The Government of Mauritania made limited efforts to raise awareness of trafficking during the year. In January 2012, the Commissariat for Human Rights, Humanitarian Action, and Relations with Civil Society, a government agency responsible for coordinating Mauritania's international commitments with its domestic human rights policy, held a two-day workshop in cooperation with the UN to create a road map for Mauritania's anti-trafficking efforts. The government broadcast a televised debate on slavery in April 2011 with representatives from local NGOs, government officials, and the country's human rights ombudsman. In August 2011, Mauritania adopted a new labor statute to update and strengthen regulation of the employment of domestic workers by private households, including replacing provisions governing the treatment of household employees and reinforcing their rights vis-a-vis employers for proper treatment, pay, and work conditions. The TTTE (Traite, Traffic, et Travail des Enfants), the government's multi-stakeholder body addressing trafficking in persons, organized a workshop in January 2012 to present a draft law to representative government agencies on the worst forms of child labor and strengthening child protection. Through its child protection centers, the government provided care to children vulnerable to forced labor and helped reintegrate approximately 2,000 children back into public school.
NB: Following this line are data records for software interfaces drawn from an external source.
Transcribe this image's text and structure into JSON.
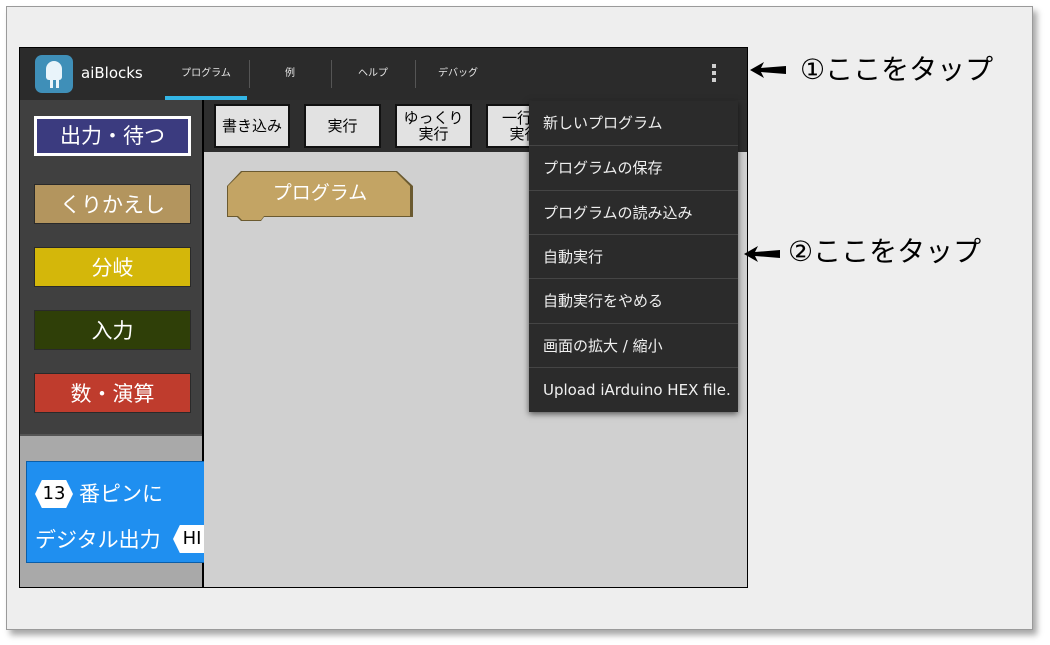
{
  "app": {
    "title": "aiBlocks"
  },
  "tabs": [
    {
      "label": "プログラム",
      "active": true
    },
    {
      "label": "例"
    },
    {
      "label": "ヘルプ"
    },
    {
      "label": "デバッグ"
    }
  ],
  "palette": {
    "categories": [
      {
        "label": "出力・待つ",
        "color": "#3b3b7f",
        "selected": true
      },
      {
        "label": "くりかえし",
        "color": "#b3955e"
      },
      {
        "label": "分岐",
        "color": "#d4b70a"
      },
      {
        "label": "入力",
        "color": "#2f3f08"
      },
      {
        "label": "数・演算",
        "color": "#bf3c2d"
      }
    ],
    "block": {
      "pin": "13",
      "line1": "番ピンに",
      "line2": "デジタル出力",
      "value": "HI"
    }
  },
  "toolbar": {
    "buttons": [
      {
        "label": "書き込み"
      },
      {
        "label": "実行"
      },
      {
        "label": "ゆっくり\n実行"
      },
      {
        "label": "一行ず\n実行"
      }
    ]
  },
  "workspace": {
    "program_block": "プログラム"
  },
  "menu": {
    "items": [
      "新しいプログラム",
      "プログラムの保存",
      "プログラムの読み込み",
      "自動実行",
      "自動実行をやめる",
      "画面の拡大 / 縮小",
      "Upload iArduino HEX file."
    ]
  },
  "annotations": {
    "step1": "①ここをタップ",
    "step2": "②ここをタップ"
  },
  "colors": {
    "accent": "#33b5e5",
    "block_blue": "#1f8ff0",
    "program_block": "#c3a464"
  }
}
The government's the equivalent of $3.4 million Program to Eradicate the Effects of Slavery (PESE) did not function during the reporting period after the former human rights commissioner was arrested in 2010 and the commissariat's financial director and the PESE coordinator were arrested on corruption charges in May 2011. The government made no effort to reduce the demand for forced labor or commercial sex acts.